Spartak fans were heading out-of-town on a late train, so by the time I was back in town, it was a hell of a lot quieter. The Irish Pub in town had been closed earlier in the day and so I headed there to be a proper British tourists. However, like every other Irish pub I’ve been to in Slovakia, it wasn’t very Irish-like at all. I think every Slovak town has an opportunistic pub owner who believes throwing up the words ‘Irish Pub’ on the front of their establishment will get in more foreigners passing through town; I would criticise the tactic, but it seems to work, as I keep visiting them and giving them my business when travelling across Slovakia.
My beloved local pub in Trnava is actually called Lokal Pub, so I was excited to learn of another craft ale bar presenting itself in Prešov, under the even more concise name of just ‘Lokal’. And it was in here that it happened again. I entered a fit of hysteria. I perused the beer menu on the wall, before turning to the barman to ask about one particular beer. And then I saw it: winking at me seductively behind the barman were several bottles of Punk IPA. It was ordered and, just like when I found it in Pezinok a few weeks before, it was a delight. ‘Absence makes the heart grow fonder’ they say and this couldn’t be more true of my relationship with Punk IPA these days.
The next morning I was getting up at 7am to head to Košice and having got up at 5.30am this morning, I felt my night was coming to an end before midnight. My usual sturdy endurance was failing me and I couldn’t be bothered to battle my tiredness. Having bought the most Slovak of meals – a pizza (literally, every street in this country seems to have a pizzeria) – I headed back to my hotel to rest up ready to go again in east Slovakia the next day.
It had been an interesting day and one that’ll probably stay with me for a while. At times, I felt a bit like Louis Theroux and having to deal with claims of being an ‘undercover police officer was certainly a new one on me. There wasn’t too much to the ground at Prešov, but I’d visit the town again.
The next time I’ll be on the road with Spartak will be for the big derby against Slovan Bratislava, which I’m sure will be an experience…

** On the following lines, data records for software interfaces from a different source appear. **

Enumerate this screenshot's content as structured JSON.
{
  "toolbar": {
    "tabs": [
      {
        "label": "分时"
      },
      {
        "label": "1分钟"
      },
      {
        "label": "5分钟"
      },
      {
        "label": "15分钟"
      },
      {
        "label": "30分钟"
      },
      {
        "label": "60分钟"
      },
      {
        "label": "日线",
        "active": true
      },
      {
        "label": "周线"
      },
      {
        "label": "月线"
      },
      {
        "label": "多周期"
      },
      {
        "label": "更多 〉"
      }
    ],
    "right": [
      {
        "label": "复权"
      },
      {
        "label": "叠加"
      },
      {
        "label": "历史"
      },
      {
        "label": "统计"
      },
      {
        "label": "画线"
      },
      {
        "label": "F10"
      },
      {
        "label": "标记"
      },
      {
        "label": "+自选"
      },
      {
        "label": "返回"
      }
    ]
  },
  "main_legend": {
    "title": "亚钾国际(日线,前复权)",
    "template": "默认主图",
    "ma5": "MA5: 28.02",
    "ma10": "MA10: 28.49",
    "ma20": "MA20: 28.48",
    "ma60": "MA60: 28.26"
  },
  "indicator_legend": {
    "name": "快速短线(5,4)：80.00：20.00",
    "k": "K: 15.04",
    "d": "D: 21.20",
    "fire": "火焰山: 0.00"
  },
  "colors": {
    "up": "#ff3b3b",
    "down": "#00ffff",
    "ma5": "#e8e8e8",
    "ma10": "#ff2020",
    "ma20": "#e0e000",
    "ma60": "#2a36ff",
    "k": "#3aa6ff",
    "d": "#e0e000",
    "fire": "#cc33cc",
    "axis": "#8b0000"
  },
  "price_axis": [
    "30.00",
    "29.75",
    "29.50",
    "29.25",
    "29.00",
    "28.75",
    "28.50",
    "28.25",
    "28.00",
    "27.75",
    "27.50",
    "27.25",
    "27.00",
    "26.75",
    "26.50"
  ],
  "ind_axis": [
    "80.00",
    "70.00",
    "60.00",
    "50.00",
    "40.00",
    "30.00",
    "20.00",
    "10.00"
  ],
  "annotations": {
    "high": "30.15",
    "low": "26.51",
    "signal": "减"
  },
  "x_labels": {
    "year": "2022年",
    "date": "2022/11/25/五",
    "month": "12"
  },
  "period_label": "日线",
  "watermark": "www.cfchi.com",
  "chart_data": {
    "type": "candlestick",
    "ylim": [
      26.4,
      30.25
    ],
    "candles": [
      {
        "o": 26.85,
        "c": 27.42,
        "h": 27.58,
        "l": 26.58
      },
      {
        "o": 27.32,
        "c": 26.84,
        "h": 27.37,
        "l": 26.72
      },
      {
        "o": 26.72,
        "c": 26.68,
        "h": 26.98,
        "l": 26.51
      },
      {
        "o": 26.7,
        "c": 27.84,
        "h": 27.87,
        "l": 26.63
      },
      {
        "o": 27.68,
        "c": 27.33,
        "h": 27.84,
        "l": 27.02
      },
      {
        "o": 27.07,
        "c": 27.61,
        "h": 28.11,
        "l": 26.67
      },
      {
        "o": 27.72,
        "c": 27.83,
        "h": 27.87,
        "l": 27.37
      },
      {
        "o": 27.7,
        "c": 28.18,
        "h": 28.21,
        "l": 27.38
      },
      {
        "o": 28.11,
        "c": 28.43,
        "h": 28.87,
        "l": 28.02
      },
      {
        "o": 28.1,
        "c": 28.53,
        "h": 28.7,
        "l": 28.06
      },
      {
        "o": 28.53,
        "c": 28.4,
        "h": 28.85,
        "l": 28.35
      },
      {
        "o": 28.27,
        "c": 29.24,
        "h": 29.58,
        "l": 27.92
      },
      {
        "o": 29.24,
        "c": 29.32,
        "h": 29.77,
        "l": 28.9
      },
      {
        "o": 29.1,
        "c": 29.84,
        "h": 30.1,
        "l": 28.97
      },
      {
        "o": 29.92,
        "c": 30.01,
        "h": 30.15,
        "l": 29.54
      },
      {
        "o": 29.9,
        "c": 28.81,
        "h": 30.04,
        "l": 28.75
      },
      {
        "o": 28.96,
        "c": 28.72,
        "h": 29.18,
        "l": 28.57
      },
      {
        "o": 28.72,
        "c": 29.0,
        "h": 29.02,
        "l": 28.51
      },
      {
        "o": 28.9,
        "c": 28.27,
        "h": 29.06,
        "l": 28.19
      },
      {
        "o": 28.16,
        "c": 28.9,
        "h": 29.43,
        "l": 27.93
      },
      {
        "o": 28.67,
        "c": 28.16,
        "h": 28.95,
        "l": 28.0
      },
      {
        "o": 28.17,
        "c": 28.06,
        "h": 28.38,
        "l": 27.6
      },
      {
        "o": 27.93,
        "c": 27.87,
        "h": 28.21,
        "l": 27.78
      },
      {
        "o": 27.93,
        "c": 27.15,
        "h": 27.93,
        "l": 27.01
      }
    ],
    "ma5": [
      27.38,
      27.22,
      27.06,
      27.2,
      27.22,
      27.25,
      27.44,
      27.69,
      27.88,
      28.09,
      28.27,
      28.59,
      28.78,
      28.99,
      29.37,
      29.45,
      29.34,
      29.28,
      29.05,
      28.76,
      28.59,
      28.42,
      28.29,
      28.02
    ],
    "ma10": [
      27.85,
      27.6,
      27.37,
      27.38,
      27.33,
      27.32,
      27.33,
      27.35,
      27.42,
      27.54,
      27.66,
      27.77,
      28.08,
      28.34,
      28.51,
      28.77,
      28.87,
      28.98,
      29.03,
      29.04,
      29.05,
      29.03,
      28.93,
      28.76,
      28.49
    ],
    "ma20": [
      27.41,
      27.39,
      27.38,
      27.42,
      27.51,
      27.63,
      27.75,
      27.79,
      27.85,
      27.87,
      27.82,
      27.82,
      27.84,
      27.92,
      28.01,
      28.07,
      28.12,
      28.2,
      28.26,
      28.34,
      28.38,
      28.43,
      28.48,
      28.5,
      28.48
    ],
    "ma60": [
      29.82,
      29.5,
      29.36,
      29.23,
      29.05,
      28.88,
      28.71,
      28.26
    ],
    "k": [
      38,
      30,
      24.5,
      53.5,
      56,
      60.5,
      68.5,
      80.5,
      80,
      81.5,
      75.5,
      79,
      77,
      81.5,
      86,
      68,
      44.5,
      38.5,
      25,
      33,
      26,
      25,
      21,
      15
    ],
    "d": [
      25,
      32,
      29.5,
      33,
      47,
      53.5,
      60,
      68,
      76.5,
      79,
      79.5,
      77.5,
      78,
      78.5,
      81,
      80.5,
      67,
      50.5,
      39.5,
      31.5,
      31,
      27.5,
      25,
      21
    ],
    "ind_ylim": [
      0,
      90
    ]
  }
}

Highlights: Spartak fans in good voice, Prešov was a cool town, Spartak winning (including a Mikovič goal), Lokal.
Low Points: having to explain not being a cop (never thought I’d type that).
See all my photos from my trip to Prešov here.